It's easy to say all Americans should be able to use the Internet in the 21st century, which is probably why several leading candidates for the Democratic presidential nomination have done just that. It’s much harder to say how to get there. Almost everyone, even on both sides of the aisle in Congress, seems able to agree on the need to fix the maps first. That’s because the Federal Communications Commission relies on coverage reports from industry, and carriers have incentive to exaggerate their reach.
Don’t believe your eyes and ears. Believe only me. That has been President Trump’s message to the public for the past two years, pounded in without a break: The press is the enemy. The news is fake. President Donald Trump has done his best to prepare the ground for a moment like Aug 21. In a divided, disbelieving nation, will this really turn out to be the epic moment it looks like? Or will Trump’s intense, years-long campaign to undermine the media — and truth itself — pay off now, in the clutch?
As leaders in Silicon Valley, China and Washington raced to seal the fate of one of the world’s fastest-growing social media companies, a shouting match broke out in the Oval Office between two of President Trump’s top advisers. In front of President Donald Trump, trade adviser Peter Navarro, and other aides, Treasury Secretary Steven Mnuchin began arguing that the Chinese-owned video-sharing service TikTok should be sold to a US company.

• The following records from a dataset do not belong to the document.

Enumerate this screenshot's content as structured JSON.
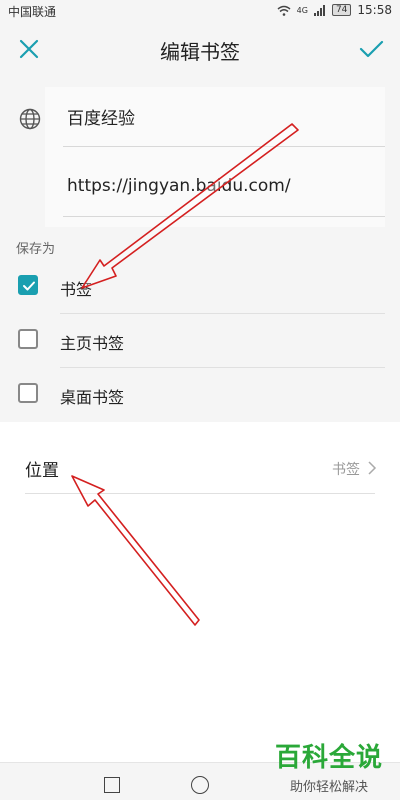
{
  "status_bar": {
    "carrier": "中国联通",
    "network": "4G",
    "battery": "74",
    "time": "15:58"
  },
  "header": {
    "title": "编辑书签"
  },
  "form": {
    "title_value": "百度经验",
    "url_value": "https://jingyan.baidu.com/"
  },
  "save_as": {
    "label": "保存为",
    "options": [
      {
        "label": "书签",
        "checked": true
      },
      {
        "label": "主页书签",
        "checked": false
      },
      {
        "label": "桌面书签",
        "checked": false
      }
    ]
  },
  "location": {
    "label": "位置",
    "value": "书签"
  },
  "watermark": {
    "main": "百科全说",
    "sub": "助你轻松解决"
  },
  "colors": {
    "accent": "#1a9fb0",
    "annotation_arrow": "#d42020"
  }
}
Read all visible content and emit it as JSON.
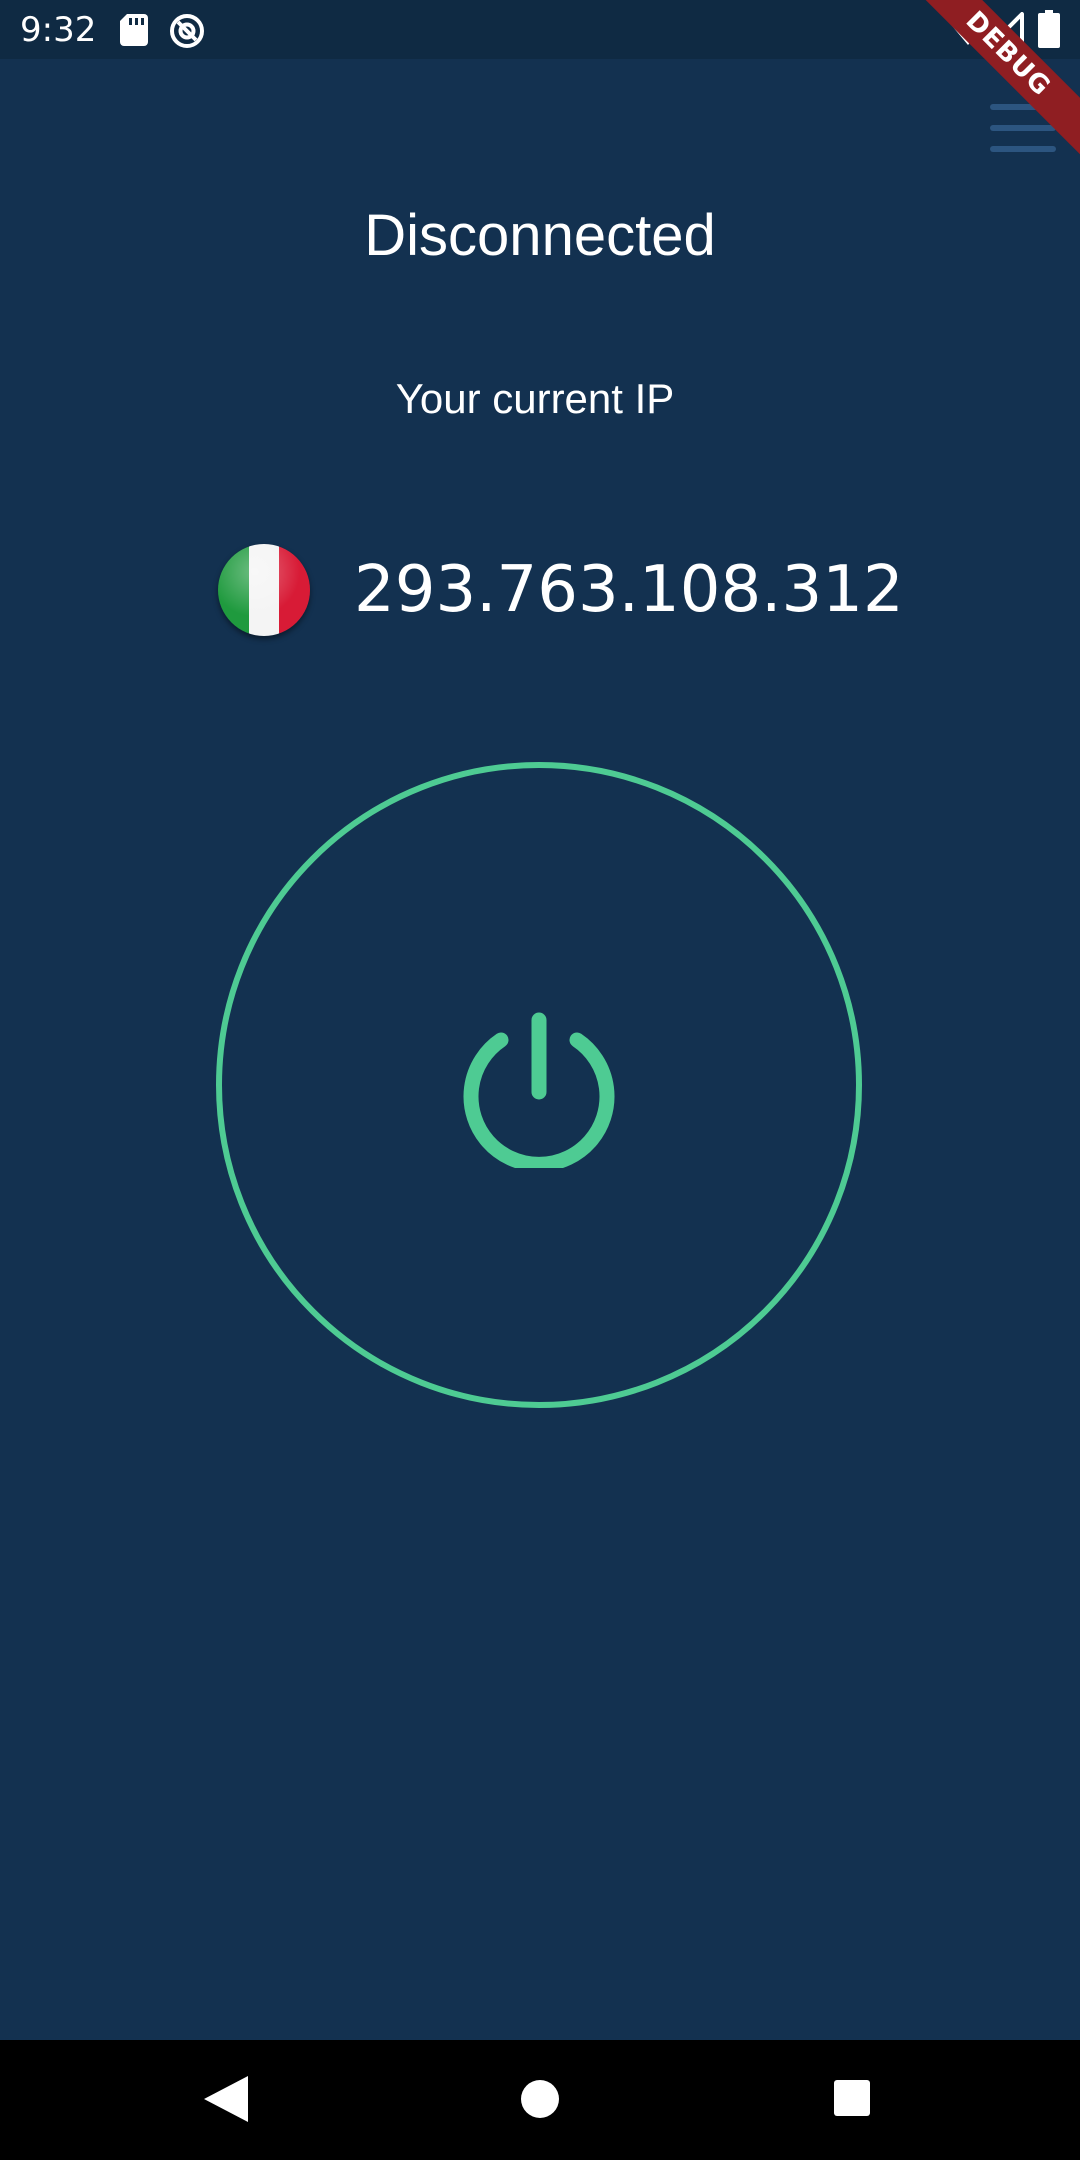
{
  "status_bar": {
    "time": "9:32",
    "icons": [
      "sd-card-icon",
      "vpn-status-icon",
      "wifi-icon",
      "signal-icon",
      "battery-icon"
    ]
  },
  "debug_banner": "DEBUG",
  "header": {
    "menu_icon": "hamburger-menu-icon"
  },
  "connection": {
    "status": "Disconnected",
    "ip_label": "Your current IP",
    "ip_address": "293.763.108.312",
    "country_flag": "italy-flag-icon"
  },
  "power_button": {
    "icon": "power-icon",
    "color": "#4ecb93"
  },
  "nav_bar": {
    "buttons": [
      "back-button",
      "home-button",
      "recents-button"
    ]
  },
  "colors": {
    "background": "#133150",
    "status_bar": "#0f2a43",
    "accent": "#4ecb93",
    "menu": "#2c5580",
    "debug_banner": "#8f1e22"
  }
}
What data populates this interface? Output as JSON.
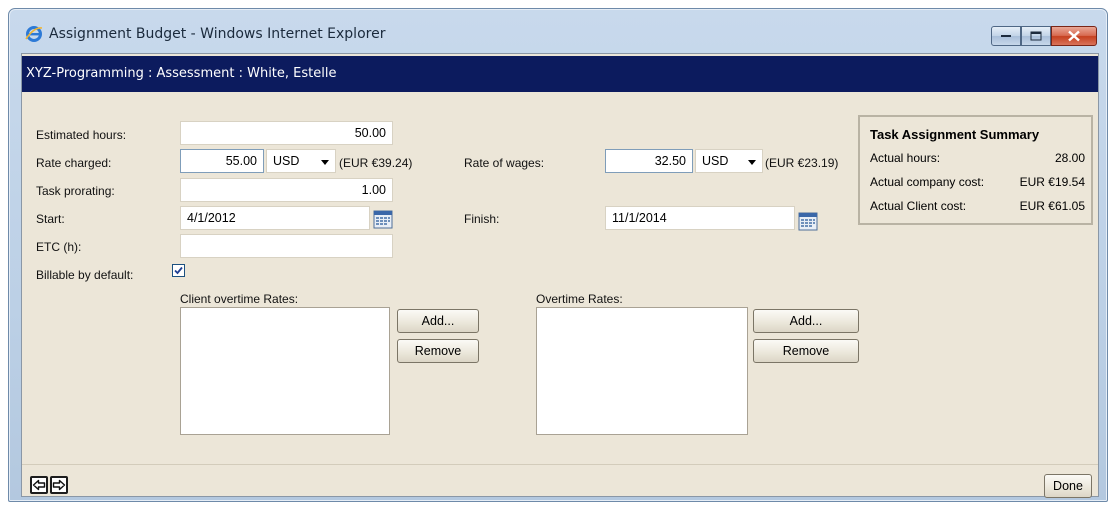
{
  "window": {
    "title": "Assignment Budget - Windows Internet Explorer"
  },
  "header": {
    "breadcrumb": "XYZ-Programming : Assessment : White, Estelle"
  },
  "form": {
    "estimated_hours": {
      "label": "Estimated hours:",
      "value": "50.00"
    },
    "rate_charged": {
      "label": "Rate charged:",
      "value": "55.00",
      "currency": "USD",
      "eur": "(EUR €39.24)"
    },
    "rate_of_wages": {
      "label": "Rate of wages:",
      "value": "32.50",
      "currency": "USD",
      "eur": "(EUR €23.19)"
    },
    "task_prorating": {
      "label": "Task prorating:",
      "value": "1.00"
    },
    "start": {
      "label": "Start:",
      "value": "4/1/2012"
    },
    "finish": {
      "label": "Finish:",
      "value": "11/1/2014"
    },
    "etc": {
      "label": "ETC (h):",
      "value": ""
    },
    "billable": {
      "label": "Billable by default:",
      "checked": true
    }
  },
  "client_overtime": {
    "label": "Client overtime Rates:",
    "add": "Add...",
    "remove": "Remove"
  },
  "overtime": {
    "label": "Overtime Rates:",
    "add": "Add...",
    "remove": "Remove"
  },
  "summary": {
    "title": "Task Assignment Summary",
    "rows": [
      {
        "label": "Actual hours:",
        "value": "28.00"
      },
      {
        "label": "Actual company cost:",
        "value": "EUR €19.54"
      },
      {
        "label": "Actual Client cost:",
        "value": "EUR €61.05"
      }
    ]
  },
  "footer": {
    "done": "Done"
  },
  "icons": {
    "ie": "internet-explorer-icon",
    "calendar": "calendar-icon",
    "back": "arrow-left-icon",
    "forward": "arrow-right-icon"
  },
  "colors": {
    "header_bg": "#0c1b5e",
    "panel_bg": "#ece6d8",
    "close_button": "#c5401f"
  }
}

President Donald Trump has sent a message to the Federal Communications Commission: Cross me for misusing my powers in this way, and you’ll be punished, too. The president wants Mike O’Rielly, his fellow FCC commissioners, and appointees across agencies to know what happens when they dare to put the rule of law first, just as the president wants Twitter, and Facebook, and all influential companies on the Internet or off to know how carefully they must tread with him in charge.
As the coronavirus pandemic keeps many schools at least partially online, educators are scrambling to ensure both students and teachers can connect to the Internet. But so far the two parties can't agree on how to make that happen, potentially leaving more than 15 million children without a way to learn this fall.